Sites match voters, candidates

Political information sites offer tools that resemble those on dating sites, where the uncommitted voter can answer questions to a match engine that spits out an ideal candidate.

Paul Festa Staff Writer, CNET News.com
Paul Festa
covers browser development and Web standards.
Paul Festa
2 min read
With online searches for boyfriends and girlfriends now commonplace, Web sites are encroaching on a different kind of matchmaking--between voters and political candidates.

Increasingly, political news and information sites offer tools that resemble those on dating sites, where the uncommitted can answer questions about themselves to an engine that spits out an ideal candidate or a ranked list of potential matches.

One scholar of elections applauded the online political matchmakers, citing the difficulty voters can have determining shifting stands on many issues from multiple candidates through media coverage that tends to focus more on daily campaign events than policy stands.

"What's great about these sites is they've made the effort to characterize where the candidate stands, and they've made the matching process easy," said Jon Krosnick, a visiting professor of communications at Stanford University and board member of the National Election Studies. "I think it's a terrific idea."

Sites that offer candidate match engines for the coming U.S. presidential election range from lesser-known voter education projects, such as SelectSmart.com and OnTheIssues.org, to America Online's President Match.

"In 2000, this proved to be our most popular one-off feature of the election guide," said Kathleen Hayden, a senior programming manager for AOL News. Since the 2004 version launched earlier this month, "we have seen the same indications that this is proving to be one of its most popular features."

The political matchmakers enjoy significant word-of-mouth exposure on discussion boards, blogs and e-mail lists. But they also receive criticism from some voters.

"I can't put too much stock in any quiz of this format," Dan Hall, a Ph.D. student in linguistics at the University of Toronto, wrote in response to a blog about President Match. "I think the multiple choice approach to issues is limited and (more dangerously) limiting. I don't just want a candidate who opposes the invasion of Iraq and the (USA) Patriot Act; I want one who also proposes creative, substantive, effective alternatives."

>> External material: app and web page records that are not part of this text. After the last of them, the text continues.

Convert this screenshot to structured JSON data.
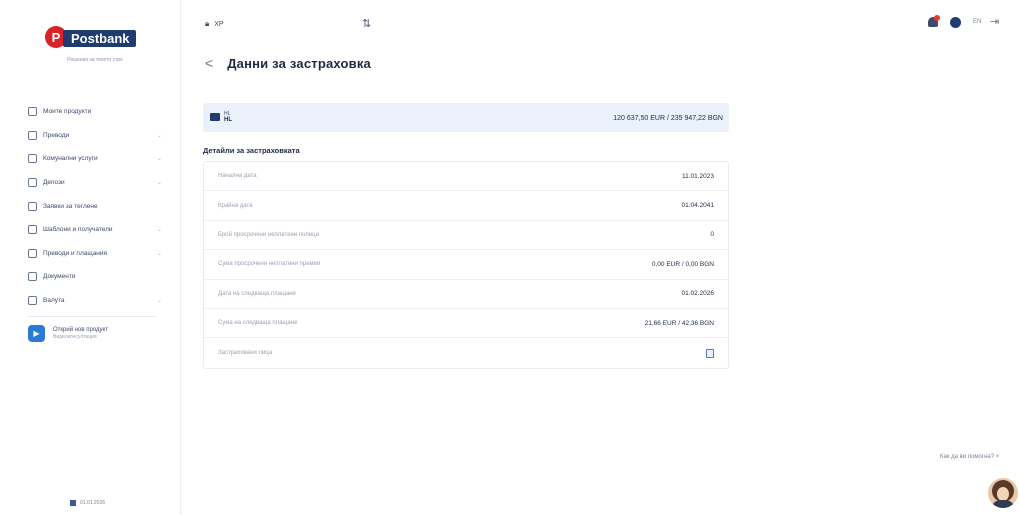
{
  "brand": {
    "name": "Postbank",
    "letter": "P",
    "tagline": "Решения за твоето утре"
  },
  "sidebar": {
    "items": [
      {
        "label": "Моите продукти",
        "icon": "products-icon",
        "chevron": false
      },
      {
        "label": "Преводи",
        "icon": "transfer-icon",
        "chevron": true
      },
      {
        "label": "Комунални услуги",
        "icon": "utilities-icon",
        "chevron": true
      },
      {
        "label": "Депози",
        "icon": "deposits-icon",
        "chevron": true
      },
      {
        "label": "Заявки за теглене",
        "icon": "withdrawal-icon",
        "chevron": false
      },
      {
        "label": "Шаблони и получатели",
        "icon": "templates-icon",
        "chevron": true
      },
      {
        "label": "Преводи и плащания",
        "icon": "payments-icon",
        "chevron": true
      },
      {
        "label": "Документи",
        "icon": "documents-icon",
        "chevron": false
      },
      {
        "label": "Валута",
        "icon": "currency-icon",
        "chevron": true
      }
    ],
    "promo": {
      "title": "Открий нов продукт",
      "subtitle": "Видеоконсултация"
    },
    "footer": "01.01.2026"
  },
  "topbar": {
    "store": "ХР",
    "lang": "EN"
  },
  "page": {
    "back": "<",
    "title": "Данни за застраховка"
  },
  "summary": {
    "account_top": "HL",
    "account_main": "HL",
    "amount": "120 637,50 EUR / 235 947,22 BGN"
  },
  "section_title": "Детайли за застраховката",
  "details": [
    {
      "label": "Начална дата",
      "value": "11.01.2023"
    },
    {
      "label": "Крайна дата",
      "value": "01.04.2041"
    },
    {
      "label": "Брой просрочени неплатени полици",
      "value": "0"
    },
    {
      "label": "Сума просрочени неплатени премии",
      "value": "0,00 EUR / 0,00 BGN"
    },
    {
      "label": "Дата на следваща плащане",
      "value": "01.02.2026"
    },
    {
      "label": "Сума на следваща плащане",
      "value": "21,66 EUR / 42,36 BGN"
    },
    {
      "label": "Застраховани лица",
      "value": ""
    }
  ],
  "help": {
    "label": "Как да ви помогна? ×"
  },
  "colors": {
    "brand_red": "#d8232a",
    "brand_navy": "#1f3b70",
    "summary_bg": "#eaf1fa"
  }
}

AOL's Hayden acknowledged that the matchmaking engines are reductive, but called them useful in the context of the election site's other offerings.

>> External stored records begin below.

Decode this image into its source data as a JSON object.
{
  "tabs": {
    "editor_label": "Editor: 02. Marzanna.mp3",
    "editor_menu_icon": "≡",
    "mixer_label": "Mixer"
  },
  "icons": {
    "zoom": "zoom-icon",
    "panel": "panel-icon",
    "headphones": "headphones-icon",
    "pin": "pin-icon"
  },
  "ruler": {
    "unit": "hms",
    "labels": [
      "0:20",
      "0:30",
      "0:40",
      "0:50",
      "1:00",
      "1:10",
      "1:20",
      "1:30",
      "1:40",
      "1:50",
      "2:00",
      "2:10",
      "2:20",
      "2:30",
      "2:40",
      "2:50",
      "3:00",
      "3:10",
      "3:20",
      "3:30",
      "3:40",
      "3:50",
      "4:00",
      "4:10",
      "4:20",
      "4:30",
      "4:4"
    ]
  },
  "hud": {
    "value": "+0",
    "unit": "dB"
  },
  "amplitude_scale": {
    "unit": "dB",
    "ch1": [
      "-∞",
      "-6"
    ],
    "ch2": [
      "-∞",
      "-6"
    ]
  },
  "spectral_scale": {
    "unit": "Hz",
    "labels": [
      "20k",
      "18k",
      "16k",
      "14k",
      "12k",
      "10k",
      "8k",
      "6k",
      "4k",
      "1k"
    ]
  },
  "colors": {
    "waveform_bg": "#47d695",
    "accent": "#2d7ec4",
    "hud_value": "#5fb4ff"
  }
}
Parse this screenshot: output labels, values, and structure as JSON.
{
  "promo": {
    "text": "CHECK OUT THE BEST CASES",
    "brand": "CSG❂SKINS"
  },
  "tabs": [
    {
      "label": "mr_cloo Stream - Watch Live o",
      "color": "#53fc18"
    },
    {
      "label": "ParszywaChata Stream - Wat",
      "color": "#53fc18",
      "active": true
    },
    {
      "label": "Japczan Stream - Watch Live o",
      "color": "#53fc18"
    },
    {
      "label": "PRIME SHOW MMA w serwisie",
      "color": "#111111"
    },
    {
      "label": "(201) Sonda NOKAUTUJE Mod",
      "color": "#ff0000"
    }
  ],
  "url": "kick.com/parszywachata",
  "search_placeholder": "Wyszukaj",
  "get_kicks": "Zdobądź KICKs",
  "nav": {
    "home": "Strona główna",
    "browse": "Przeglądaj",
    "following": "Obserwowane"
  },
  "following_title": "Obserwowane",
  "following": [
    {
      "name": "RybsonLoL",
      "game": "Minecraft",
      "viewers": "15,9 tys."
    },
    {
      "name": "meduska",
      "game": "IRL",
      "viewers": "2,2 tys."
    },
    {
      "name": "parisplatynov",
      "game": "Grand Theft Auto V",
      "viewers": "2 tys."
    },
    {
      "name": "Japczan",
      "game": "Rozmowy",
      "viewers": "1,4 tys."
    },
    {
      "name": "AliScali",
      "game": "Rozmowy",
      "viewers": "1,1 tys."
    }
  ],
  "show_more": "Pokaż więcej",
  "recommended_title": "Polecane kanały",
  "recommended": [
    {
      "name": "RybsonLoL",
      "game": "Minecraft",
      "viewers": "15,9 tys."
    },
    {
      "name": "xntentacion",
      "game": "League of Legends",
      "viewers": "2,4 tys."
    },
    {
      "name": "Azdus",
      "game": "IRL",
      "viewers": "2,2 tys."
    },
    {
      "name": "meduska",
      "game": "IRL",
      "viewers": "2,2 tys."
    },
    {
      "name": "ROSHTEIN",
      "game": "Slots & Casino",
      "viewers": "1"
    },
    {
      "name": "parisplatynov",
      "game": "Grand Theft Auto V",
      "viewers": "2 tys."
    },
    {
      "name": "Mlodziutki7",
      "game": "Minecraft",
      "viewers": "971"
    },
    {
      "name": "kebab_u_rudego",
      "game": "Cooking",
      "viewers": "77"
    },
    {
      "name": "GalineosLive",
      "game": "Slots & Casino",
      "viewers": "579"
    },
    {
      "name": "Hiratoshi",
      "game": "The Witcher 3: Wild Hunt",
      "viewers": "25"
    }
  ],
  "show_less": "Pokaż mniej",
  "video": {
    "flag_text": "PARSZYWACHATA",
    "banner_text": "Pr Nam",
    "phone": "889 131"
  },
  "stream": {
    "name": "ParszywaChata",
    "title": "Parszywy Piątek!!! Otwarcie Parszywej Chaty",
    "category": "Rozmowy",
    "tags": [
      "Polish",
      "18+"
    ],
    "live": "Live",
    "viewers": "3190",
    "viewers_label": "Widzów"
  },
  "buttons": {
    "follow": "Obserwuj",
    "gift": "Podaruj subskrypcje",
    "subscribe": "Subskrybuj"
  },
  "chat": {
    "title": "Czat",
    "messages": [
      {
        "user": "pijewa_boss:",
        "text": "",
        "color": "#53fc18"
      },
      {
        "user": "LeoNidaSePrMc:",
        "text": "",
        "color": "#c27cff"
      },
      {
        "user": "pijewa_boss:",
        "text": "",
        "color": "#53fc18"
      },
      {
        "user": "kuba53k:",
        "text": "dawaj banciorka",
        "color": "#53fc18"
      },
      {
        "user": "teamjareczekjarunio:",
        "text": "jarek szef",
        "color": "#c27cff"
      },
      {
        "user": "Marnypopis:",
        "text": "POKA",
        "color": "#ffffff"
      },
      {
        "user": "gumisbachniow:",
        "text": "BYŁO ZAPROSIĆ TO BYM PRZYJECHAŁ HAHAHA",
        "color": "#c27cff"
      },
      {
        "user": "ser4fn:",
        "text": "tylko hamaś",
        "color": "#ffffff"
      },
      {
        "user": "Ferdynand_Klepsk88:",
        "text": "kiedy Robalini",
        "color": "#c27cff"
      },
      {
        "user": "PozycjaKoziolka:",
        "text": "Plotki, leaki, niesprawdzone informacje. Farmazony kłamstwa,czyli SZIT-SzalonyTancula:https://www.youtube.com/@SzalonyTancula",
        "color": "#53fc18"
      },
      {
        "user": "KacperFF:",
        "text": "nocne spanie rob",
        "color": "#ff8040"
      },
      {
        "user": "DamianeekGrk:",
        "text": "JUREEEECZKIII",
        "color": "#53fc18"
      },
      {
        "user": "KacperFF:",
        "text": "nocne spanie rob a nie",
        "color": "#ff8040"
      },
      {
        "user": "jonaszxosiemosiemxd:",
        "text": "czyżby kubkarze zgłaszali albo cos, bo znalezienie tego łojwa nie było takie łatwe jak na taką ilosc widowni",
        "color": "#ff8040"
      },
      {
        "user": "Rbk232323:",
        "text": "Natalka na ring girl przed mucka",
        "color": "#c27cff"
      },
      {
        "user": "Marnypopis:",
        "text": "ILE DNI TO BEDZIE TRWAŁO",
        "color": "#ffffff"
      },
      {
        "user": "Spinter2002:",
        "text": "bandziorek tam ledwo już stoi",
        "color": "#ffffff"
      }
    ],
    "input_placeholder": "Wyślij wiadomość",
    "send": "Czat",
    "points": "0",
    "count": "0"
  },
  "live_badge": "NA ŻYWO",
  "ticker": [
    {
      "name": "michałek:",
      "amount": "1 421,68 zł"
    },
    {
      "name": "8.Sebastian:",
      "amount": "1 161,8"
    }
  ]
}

"I'd have that concern if it were the only feature we were offering," Hayden said. "But we have the luxury of having an entire election guide."

Other sites offer political matchmaking engines to introduce people to alternative political parties or political ideologies.